17th – 23rd June is Breathe Easy Week. Breathe Easy Week is an annual event set up by the British Lung Foundation to raise awareness of lung health, in this case, mesothelioma.
To raise awareness of the event, 3B Training interviewed Mavis Nye of the Mavis Nye Foundation who is a victim of mesothelioma, a terminal cancer of the lungs caused by asbestos exposure. Mavis set up the foundation to share her story and clear some of the myths and fears surrounding lung disease. Take a look at what Mavis had to say below.
What made you start the Mavis Nye Foundation?
I started the Mavis Nye Foundation to say thank you to Royal Marsden Hospital and the NHS, they allowed me to do a clinical trial for a treatment of mesothelioma that has given me extra years of life. It has given me another chance at life to help other sufferers. The money we raise is being put back into research and to help meso’ nurses in the UK. We want to train enough nurses so that every hospital in the UK has a nurse to support those with meso’. In the first year, the Mavis Nye Foundation raised enough money for pilot research into treatment.
Mavis, what are the signs of mesothelioma to look out for?
Suddenly out of nowhere, you can’t breathe. I noticed when I was on holiday in Benidorm. I walked the same hill regularly every day; one day I struggled to get up it. Normally I wouldn’t struggle but I had to take regular breaks this time. So that’s a big sign.
I got myself checked out and found out I had a mass of fluid on my lung. That’s what mesothelioma does, it fills up your lung. But many people get diagnosed when they go in for other reasons. It gets picked up on x-rays when they go in for pains in the chest for example.
I picked it up from my husband’s clothing, he was an apprentice in the dockyard. I’d shake his clothes off at the end of the day and breathe in the dust. We didn’t have the same awareness of it back then. Youngsters can still get it today and many are quite complacent thinking it’s just an old man’s disease. Schools are still filled with asbestos and tradesmen are still getting it from not using face protection or wearing it properly.

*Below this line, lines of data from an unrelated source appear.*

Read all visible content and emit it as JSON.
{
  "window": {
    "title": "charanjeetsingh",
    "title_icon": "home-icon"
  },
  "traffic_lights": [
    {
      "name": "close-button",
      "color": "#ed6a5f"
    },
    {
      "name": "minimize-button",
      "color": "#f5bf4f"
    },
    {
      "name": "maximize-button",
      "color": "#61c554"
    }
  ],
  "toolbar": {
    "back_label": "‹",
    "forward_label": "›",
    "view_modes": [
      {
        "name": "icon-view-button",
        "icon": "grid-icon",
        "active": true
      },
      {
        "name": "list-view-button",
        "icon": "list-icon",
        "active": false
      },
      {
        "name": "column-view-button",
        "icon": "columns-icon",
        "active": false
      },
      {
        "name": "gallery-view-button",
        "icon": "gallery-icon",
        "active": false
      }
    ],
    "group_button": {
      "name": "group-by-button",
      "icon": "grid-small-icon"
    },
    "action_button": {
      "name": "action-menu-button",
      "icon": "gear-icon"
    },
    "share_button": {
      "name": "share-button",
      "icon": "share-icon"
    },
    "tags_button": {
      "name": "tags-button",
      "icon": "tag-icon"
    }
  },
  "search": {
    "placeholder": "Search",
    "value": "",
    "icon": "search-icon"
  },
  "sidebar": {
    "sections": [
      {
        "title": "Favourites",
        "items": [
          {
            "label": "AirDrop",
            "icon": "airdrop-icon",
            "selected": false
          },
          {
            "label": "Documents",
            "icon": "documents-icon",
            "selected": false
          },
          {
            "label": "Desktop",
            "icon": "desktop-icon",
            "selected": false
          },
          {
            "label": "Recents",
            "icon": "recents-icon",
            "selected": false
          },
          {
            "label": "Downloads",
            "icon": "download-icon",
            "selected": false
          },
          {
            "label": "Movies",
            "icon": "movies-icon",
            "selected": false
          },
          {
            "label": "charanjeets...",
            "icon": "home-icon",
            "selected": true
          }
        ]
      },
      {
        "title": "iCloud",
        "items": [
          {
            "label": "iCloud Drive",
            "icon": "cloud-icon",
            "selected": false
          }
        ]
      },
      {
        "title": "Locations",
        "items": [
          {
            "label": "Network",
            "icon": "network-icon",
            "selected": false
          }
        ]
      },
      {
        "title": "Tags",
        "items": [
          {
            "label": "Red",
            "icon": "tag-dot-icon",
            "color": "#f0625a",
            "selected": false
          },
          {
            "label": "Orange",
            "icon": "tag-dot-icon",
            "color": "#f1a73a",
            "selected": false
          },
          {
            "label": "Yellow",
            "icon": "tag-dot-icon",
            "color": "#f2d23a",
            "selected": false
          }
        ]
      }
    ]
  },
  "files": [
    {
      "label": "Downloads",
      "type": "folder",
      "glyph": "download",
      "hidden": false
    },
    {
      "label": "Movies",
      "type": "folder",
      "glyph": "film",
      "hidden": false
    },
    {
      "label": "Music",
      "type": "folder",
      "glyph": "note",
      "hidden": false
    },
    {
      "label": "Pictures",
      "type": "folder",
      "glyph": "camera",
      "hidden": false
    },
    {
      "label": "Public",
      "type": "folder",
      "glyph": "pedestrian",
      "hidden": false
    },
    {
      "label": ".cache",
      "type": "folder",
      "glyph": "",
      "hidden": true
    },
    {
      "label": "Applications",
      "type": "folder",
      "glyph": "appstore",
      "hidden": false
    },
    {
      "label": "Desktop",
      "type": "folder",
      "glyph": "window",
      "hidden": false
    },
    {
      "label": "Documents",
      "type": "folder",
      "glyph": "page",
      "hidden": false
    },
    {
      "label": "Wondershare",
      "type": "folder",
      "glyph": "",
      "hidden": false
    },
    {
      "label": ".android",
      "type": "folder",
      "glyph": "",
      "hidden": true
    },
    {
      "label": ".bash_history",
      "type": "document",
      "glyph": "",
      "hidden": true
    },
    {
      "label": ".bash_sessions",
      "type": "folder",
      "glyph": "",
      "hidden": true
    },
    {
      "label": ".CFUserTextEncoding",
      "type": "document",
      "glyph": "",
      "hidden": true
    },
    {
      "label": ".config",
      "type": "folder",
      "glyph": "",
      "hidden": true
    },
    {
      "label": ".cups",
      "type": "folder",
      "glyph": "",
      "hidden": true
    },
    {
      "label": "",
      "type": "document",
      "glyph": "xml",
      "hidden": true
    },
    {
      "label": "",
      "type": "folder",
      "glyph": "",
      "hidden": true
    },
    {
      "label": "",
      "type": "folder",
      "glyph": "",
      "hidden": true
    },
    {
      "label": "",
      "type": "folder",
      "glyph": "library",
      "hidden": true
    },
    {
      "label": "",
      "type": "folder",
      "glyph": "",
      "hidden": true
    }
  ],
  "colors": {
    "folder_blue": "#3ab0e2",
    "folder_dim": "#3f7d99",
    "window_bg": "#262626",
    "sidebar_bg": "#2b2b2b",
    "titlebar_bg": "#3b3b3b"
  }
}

Many still don’t get the face fit testing they need; they need to look after their faces and lungs.
What advice would you give to those who are having trouble with their breathing?
Get yourself checked up and keep talking to your GP or oncologist, they can do much more for you these days. Especially if you have a lung condition. If you’ve had the pleurodesis operation and the fluid returns you can have the operation again, people don’t realise that.
Other complications could be that your lung is trapped or that you have a blood clot. So, keep getting yourself checked upon.
Mavis, how can people prevent or lower the risks of mesothelioma and other similar lung diseases?
There is a lot of literature available and regular training. Don’t just attend the training to tick a box; abide by it. Don’t think it’s just an old man’s disease you don’t want it when you’re 40…it’s not impossible.Back to News View Our Courses